The German Finance Ministry has commented on possible profit adjustments under Sec. 1 Foreign Tax Act with respect to the use of group name and logo between the taxpayer and a related party.
Sec. 1 Foreign Tax Act (FTA) provides for an adjustment to correct a profit shift by a German taxpayer from his dealings with a foreign related party on other than arm’s length terms, particularly as regards pricing. Dealings refers to all mutual obligations (business relationships) affecting income other than those entered into as shareholder.
In its judgment I R 22/14 of January 21, 2016 the Supreme Tax Court held that a parent company cannot be deemed to have earned income from allowing its Polish subsidiary to register locally in the group name. The German business was active in a field of patented technology associated with its own firm name. It allowed its Polish subsidiaries to register in that name, but made an appropriate charge for the use of the technology. It also did not authorise the Polish companies to use its logo, but left it up to them to design their own. The tax office maintained that the group name was a valuable intangible and demanded an income adjustment to reflect its use by foreign subsidiaries. However, the Supreme Tax Court confirmed its previous case law in holding that the mere use of the group name in the company registration of a subsidiary – including the right to trade under that name – does not give rise to a royalty entitlement of the parent. Such entitlement only arises in connection with other associated rights, such as the use of a logo or technology, in which case, the benefit from the use of intangibles should be seen as a package. However, this did not arise in the case at issue, as the rights to the logo had not been assigned and the rights to the technology had been charged for separately.
The German Finance Ministry – in a current decree – refers to that judgment by setting forth the administrative and other regulations to be followed when applying German CFC-legislation, namely business relationships as defined Sec. 1 sub-sec. 4 FTA. The tax administration accepts the Supreme Tax Court decision if there are no economic benefits to be derived from the use of the name which would otherwise have to be remunerated following the arm’s length principle. This latter would be the case if there is an exclusive right to use the name and if such use by an independent third party may be denied, or – in other words – if the owner may exclude third parties from using the name or the logo. The obligation for an arm’s length remuneration requires that the name has a separate independent market value. Under normal circumstances, the registration of a logo gives its owner the sole right to use it and – in case German trademark law is violated –a claim for damages.
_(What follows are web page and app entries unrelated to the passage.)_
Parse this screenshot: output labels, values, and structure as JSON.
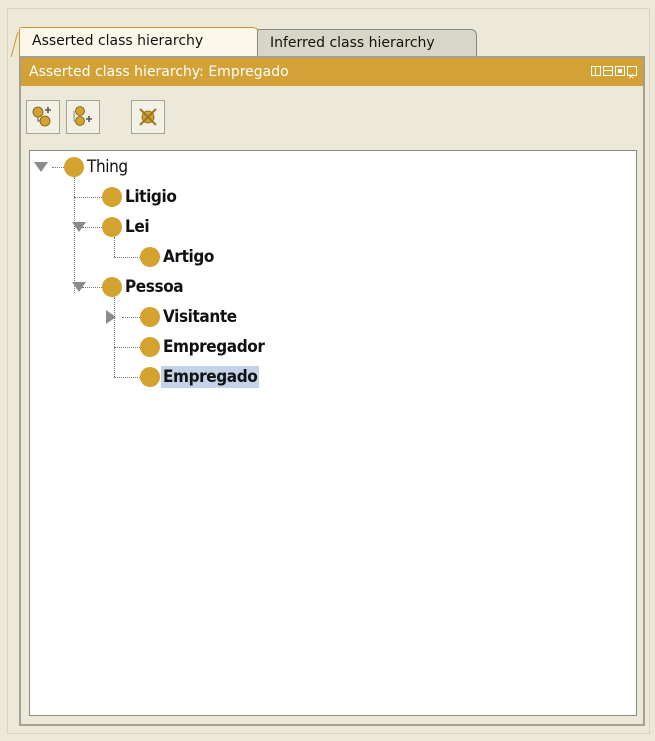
{
  "tabs": [
    {
      "label": "Asserted class hierarchy",
      "active": true
    },
    {
      "label": "Inferred class hierarchy",
      "active": false
    }
  ],
  "panel": {
    "title": "Asserted class hierarchy: Empregado",
    "title_bg": "#d3a237",
    "window_buttons": [
      "tile-vertical-icon",
      "tile-horizontal-icon",
      "maximize-icon",
      "close-icon"
    ]
  },
  "toolbar": {
    "buttons": [
      {
        "name": "add-subclass-button",
        "icon": "add-subclass-icon"
      },
      {
        "name": "add-sibling-button",
        "icon": "add-sibling-class-icon"
      },
      {
        "name": "delete-class-button",
        "icon": "delete-class-icon"
      }
    ]
  },
  "tree": {
    "nodes": [
      {
        "label": "Thing",
        "depth": 0,
        "expanded": true,
        "bold": false
      },
      {
        "label": "Litigio",
        "depth": 1,
        "bold": true
      },
      {
        "label": "Lei",
        "depth": 1,
        "expanded": true,
        "bold": true
      },
      {
        "label": "Artigo",
        "depth": 2,
        "bold": true
      },
      {
        "label": "Pessoa",
        "depth": 1,
        "expanded": true,
        "bold": true
      },
      {
        "label": "Visitante",
        "depth": 2,
        "expanded": false,
        "bold": true
      },
      {
        "label": "Empregador",
        "depth": 2,
        "bold": true
      },
      {
        "label": "Empregado",
        "depth": 2,
        "bold": true,
        "selected": true
      }
    ],
    "selected": "Empregado",
    "node_color": "#d4a22e",
    "selection_color": "#c2d2e8"
  }
}
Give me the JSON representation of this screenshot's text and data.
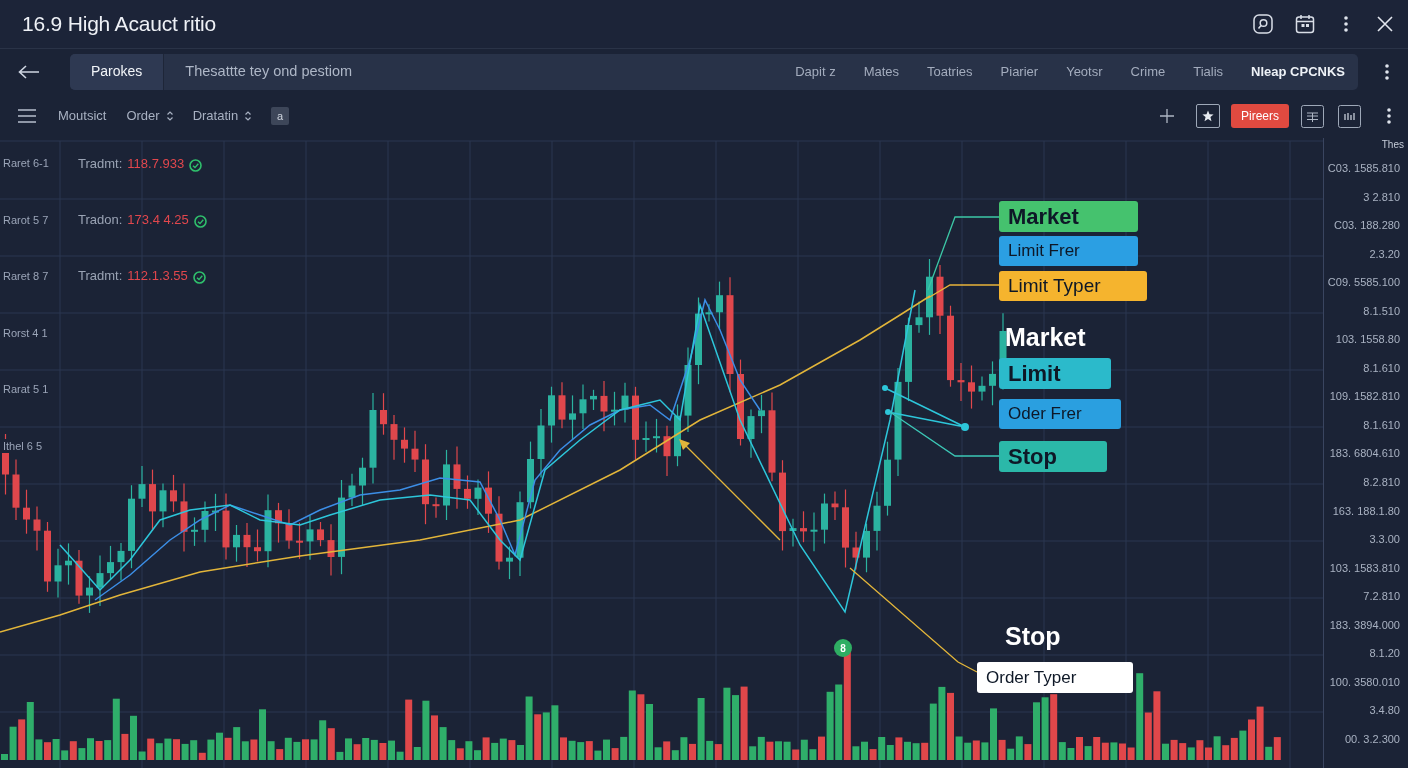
{
  "window": {
    "title": "16.9 High Acauct ritio"
  },
  "nav": {
    "tabs": [
      {
        "label": "Parokes",
        "selected": true
      }
    ],
    "description": "Thesattte tey ond pestiom",
    "links": [
      {
        "label": "Dapit z",
        "selected": false
      },
      {
        "label": "Mates",
        "selected": false
      },
      {
        "label": "Toatries",
        "selected": false
      },
      {
        "label": "Piarier",
        "selected": false
      },
      {
        "label": "Yeotsr",
        "selected": false
      },
      {
        "label": "Crime",
        "selected": false
      },
      {
        "label": "Tialis",
        "selected": false
      },
      {
        "label": "Nleap CPCNKS",
        "selected": true
      }
    ]
  },
  "toolbar": {
    "menus": [
      {
        "label": "Moutsict",
        "dropdown": false
      },
      {
        "label": "Order",
        "dropdown": true
      },
      {
        "label": "Dratatin",
        "dropdown": true
      }
    ],
    "tag": "a",
    "action_button": "Pireers"
  },
  "chart": {
    "row_labels": [
      "Raret 6-1",
      "Rarot 5 7",
      "Raret 8 7",
      "Rorst 4 1",
      "Rarat 5 1",
      "Ithel 6 5"
    ],
    "trades": [
      {
        "label": "Tradmt:",
        "value": "118.7.933"
      },
      {
        "label": "Tradon:",
        "value": "173.4 4.25"
      },
      {
        "label": "Tradmt:",
        "value": "112.1.3.55"
      }
    ],
    "axis_title": "Thes",
    "axis_labels": [
      "C03. 1585.810",
      "3 2.810",
      "C03. 188.280",
      "2.3.20",
      "C09. 5585.100",
      "8.1.510",
      "103. 1558.80",
      "8.1.610",
      "109. 1582.810",
      "8.1.610",
      "183. 6804.610",
      "8.2.810",
      "163. 188.1.80",
      "3.3.00",
      "103. 1583.810",
      "7.2.810",
      "183. 3894.000",
      "8.1.20",
      "100. 3580.010",
      "3.4.80",
      "00. 3.2.300"
    ],
    "annotations": [
      {
        "text": "Market",
        "kind": "tag",
        "color": "#45c26e"
      },
      {
        "text": "Limit Frer",
        "kind": "tag",
        "color": "#2b9fe3"
      },
      {
        "text": "Limit Typer",
        "kind": "tag",
        "color": "#f5b42e"
      },
      {
        "text": "Market",
        "kind": "plain"
      },
      {
        "text": "Limit",
        "kind": "tag",
        "color": "#2bbacb"
      },
      {
        "text": "Oder Frer",
        "kind": "tag",
        "color": "#2a9fe0"
      },
      {
        "text": "Stop",
        "kind": "tag",
        "color": "#2bb8a9"
      },
      {
        "text": "Stop",
        "kind": "plain"
      },
      {
        "text": "Order Typer",
        "kind": "tag",
        "color": "#ffffff"
      }
    ],
    "marker": "8"
  }
}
Additionally, the use of the name, logo or trademark should be remunerated if the beneficiary could reasonably expect an economic advantage from the use of the intangible already from the outset (expected benefit). Generally, if the intangible is only used within the sales activities of the group and only products of the multinational group are sold no independent benefit is achieved. This would be different, however, if the group company produced goods and provided services on the market.
Finally and with respect to the issue of arm’s length terms, the Finance Ministry points out the following:
- The amount of royalties should be calculated based on the so called hypothetical third party comparison (i. e. the price that is most likely to accord with the arm’s length principle based on a true estimation).
- The amount of the claim for damage would not be in accordance with dealing at arm’s length.
- Royalties may be unreasonable inasmuch as this results in a lasting or permanent loss situation of the licensee.
The administrative guidelines shall apply to all comparable cross-border cases, whether licensee or licensor are domestic or foreign companies.
Ministry of Finance circular of 7 April 2017 (IV B 5 – S 1341/16/10003)